§ Source data
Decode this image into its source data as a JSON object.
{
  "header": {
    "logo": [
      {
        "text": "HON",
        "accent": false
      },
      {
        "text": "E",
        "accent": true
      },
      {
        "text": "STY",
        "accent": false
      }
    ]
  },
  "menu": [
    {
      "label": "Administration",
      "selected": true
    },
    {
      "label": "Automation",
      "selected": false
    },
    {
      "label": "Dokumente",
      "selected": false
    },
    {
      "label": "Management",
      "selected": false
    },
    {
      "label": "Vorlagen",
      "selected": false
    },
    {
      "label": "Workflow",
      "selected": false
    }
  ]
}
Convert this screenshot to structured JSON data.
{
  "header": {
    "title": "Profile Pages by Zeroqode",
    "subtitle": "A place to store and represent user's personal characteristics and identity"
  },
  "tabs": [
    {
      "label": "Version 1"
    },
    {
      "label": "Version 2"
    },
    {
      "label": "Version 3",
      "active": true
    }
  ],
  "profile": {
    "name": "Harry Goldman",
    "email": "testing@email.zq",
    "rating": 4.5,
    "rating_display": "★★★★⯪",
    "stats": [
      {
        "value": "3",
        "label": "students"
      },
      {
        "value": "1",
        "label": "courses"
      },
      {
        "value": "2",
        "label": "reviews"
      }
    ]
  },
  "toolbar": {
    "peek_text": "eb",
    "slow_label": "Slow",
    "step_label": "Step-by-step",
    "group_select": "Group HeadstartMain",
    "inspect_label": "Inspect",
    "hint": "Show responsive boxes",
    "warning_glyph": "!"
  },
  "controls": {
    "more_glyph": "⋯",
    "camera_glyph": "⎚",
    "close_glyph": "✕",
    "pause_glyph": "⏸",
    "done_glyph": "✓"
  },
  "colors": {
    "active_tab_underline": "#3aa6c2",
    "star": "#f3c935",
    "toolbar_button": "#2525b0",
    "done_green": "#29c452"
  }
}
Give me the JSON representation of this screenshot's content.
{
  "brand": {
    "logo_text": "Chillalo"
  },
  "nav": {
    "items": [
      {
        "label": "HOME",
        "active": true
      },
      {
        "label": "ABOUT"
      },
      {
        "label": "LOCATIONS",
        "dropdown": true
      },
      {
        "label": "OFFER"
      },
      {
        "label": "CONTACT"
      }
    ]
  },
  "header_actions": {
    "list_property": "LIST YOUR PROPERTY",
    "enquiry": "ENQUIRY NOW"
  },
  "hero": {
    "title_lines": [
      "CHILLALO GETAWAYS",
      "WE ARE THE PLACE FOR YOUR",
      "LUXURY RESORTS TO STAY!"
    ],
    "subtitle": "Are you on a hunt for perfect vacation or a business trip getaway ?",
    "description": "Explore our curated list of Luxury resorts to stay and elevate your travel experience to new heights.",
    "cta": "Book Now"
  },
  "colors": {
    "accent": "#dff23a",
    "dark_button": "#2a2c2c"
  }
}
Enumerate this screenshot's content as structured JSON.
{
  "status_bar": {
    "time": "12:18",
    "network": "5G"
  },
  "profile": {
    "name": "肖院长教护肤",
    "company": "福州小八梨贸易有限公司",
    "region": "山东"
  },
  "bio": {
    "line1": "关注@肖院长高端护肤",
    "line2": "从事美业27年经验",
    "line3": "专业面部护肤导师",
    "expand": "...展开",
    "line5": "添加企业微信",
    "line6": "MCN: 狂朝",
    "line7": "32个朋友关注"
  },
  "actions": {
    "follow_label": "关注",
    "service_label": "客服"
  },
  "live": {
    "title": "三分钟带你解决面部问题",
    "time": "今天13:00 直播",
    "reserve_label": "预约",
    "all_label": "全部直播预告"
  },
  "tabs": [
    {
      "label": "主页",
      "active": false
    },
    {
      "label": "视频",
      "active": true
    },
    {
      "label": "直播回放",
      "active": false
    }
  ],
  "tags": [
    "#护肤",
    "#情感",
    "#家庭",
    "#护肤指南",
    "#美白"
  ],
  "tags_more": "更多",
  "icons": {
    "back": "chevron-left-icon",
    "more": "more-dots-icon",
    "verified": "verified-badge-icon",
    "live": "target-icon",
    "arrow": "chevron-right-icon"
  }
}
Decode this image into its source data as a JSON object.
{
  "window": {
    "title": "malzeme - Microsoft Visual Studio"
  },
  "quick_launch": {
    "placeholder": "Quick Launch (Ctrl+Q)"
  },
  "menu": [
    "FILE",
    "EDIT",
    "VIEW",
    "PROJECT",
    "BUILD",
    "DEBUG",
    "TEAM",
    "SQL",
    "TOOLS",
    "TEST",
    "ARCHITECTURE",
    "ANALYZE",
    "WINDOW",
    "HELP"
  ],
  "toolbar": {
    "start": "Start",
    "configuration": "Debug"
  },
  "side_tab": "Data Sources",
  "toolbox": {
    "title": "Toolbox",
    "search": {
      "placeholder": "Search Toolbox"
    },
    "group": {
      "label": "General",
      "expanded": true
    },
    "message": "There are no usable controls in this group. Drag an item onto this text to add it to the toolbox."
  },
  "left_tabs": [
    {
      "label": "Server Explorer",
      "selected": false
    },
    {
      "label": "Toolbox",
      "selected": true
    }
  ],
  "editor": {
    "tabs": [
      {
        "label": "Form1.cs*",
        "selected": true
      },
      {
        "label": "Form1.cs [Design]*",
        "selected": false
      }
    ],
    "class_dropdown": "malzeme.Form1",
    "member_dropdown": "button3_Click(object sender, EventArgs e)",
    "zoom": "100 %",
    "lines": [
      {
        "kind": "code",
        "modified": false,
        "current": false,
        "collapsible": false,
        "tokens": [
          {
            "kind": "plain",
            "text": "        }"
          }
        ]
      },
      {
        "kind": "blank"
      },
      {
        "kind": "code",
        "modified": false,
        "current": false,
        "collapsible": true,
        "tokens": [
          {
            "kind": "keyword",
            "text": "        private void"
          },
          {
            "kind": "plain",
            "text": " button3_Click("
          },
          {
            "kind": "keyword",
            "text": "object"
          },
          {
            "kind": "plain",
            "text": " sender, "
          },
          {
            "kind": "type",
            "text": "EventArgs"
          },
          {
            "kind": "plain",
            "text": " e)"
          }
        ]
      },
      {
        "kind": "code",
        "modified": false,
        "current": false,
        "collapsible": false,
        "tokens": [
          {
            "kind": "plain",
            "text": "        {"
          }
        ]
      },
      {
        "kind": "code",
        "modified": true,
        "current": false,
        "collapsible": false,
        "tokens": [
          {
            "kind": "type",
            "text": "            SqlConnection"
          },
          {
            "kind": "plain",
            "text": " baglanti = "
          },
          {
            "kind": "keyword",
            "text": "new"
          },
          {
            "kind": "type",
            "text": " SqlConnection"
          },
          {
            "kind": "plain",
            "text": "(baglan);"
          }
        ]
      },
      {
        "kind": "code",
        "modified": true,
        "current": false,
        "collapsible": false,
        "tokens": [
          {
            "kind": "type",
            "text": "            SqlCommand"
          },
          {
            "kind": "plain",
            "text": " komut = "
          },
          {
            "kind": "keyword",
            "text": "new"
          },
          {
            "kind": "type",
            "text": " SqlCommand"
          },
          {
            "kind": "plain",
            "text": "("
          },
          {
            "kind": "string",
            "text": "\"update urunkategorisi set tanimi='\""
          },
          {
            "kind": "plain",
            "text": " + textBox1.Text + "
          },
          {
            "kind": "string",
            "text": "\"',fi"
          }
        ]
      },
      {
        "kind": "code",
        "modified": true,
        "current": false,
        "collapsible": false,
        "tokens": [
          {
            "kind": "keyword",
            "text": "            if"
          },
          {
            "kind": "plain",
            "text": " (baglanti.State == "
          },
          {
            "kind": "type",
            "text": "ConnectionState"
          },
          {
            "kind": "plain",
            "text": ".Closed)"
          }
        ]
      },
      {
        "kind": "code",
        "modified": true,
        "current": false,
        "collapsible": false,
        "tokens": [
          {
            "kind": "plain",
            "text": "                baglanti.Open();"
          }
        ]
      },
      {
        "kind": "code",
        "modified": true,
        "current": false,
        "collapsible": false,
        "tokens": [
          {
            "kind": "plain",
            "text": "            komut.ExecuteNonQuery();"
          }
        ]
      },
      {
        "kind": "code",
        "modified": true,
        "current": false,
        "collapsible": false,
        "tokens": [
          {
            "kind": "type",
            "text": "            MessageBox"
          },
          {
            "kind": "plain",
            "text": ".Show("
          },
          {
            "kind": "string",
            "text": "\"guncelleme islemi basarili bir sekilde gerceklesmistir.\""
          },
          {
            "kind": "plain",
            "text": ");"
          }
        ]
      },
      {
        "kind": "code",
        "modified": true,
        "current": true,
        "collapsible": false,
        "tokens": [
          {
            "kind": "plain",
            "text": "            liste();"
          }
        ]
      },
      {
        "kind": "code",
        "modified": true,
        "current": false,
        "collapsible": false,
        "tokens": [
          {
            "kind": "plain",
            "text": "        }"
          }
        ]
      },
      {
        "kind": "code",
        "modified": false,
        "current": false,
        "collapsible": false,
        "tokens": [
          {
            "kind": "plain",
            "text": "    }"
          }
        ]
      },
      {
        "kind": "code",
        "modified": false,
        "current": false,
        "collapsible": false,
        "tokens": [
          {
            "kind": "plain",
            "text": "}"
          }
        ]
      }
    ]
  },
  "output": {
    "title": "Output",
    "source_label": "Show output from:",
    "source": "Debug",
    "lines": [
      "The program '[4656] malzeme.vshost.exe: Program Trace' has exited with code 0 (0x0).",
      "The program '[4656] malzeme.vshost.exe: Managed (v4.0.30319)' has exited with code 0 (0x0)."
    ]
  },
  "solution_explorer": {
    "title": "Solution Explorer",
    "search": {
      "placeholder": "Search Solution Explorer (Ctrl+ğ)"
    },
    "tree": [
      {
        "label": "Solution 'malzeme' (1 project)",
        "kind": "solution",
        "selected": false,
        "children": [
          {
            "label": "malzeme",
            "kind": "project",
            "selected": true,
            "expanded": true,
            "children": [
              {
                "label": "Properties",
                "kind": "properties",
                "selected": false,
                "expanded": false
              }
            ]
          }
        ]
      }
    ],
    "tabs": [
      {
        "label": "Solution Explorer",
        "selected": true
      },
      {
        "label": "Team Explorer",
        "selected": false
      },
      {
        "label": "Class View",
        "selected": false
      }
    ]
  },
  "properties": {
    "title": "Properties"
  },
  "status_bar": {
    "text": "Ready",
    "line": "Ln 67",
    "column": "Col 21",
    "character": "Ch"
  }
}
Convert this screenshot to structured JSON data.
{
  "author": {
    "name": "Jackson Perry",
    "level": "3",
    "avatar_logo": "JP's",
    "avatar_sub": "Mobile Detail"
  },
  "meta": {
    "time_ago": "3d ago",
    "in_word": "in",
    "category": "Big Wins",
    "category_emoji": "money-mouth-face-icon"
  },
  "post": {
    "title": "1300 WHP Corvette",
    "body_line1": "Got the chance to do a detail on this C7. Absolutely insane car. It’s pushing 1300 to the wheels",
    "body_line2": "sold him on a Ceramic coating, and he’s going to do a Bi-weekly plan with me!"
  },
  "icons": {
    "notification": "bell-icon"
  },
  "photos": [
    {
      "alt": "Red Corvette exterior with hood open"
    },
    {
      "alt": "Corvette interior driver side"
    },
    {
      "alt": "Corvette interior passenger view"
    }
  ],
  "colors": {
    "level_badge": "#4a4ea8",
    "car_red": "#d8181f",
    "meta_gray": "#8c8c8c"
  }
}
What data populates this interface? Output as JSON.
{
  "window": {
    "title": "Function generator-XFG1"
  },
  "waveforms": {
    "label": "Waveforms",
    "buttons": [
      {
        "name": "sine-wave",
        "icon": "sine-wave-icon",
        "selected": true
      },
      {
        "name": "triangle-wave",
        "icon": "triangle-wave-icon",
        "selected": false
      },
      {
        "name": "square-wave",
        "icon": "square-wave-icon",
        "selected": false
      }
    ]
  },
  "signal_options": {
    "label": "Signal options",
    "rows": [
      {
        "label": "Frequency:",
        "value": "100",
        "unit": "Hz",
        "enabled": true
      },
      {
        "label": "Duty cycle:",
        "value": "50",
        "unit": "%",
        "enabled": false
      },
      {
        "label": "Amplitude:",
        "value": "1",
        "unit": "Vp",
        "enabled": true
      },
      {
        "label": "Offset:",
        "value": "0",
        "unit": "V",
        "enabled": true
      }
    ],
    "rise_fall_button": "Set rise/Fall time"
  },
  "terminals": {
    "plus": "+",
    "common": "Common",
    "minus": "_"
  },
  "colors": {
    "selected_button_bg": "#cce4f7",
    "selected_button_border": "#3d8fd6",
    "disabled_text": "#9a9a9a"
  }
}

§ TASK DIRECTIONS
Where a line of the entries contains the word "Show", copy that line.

§ RESULT
    "hint": "Show responsive boxes",
            "text": ".Show("
    "source_label": "Show output from:",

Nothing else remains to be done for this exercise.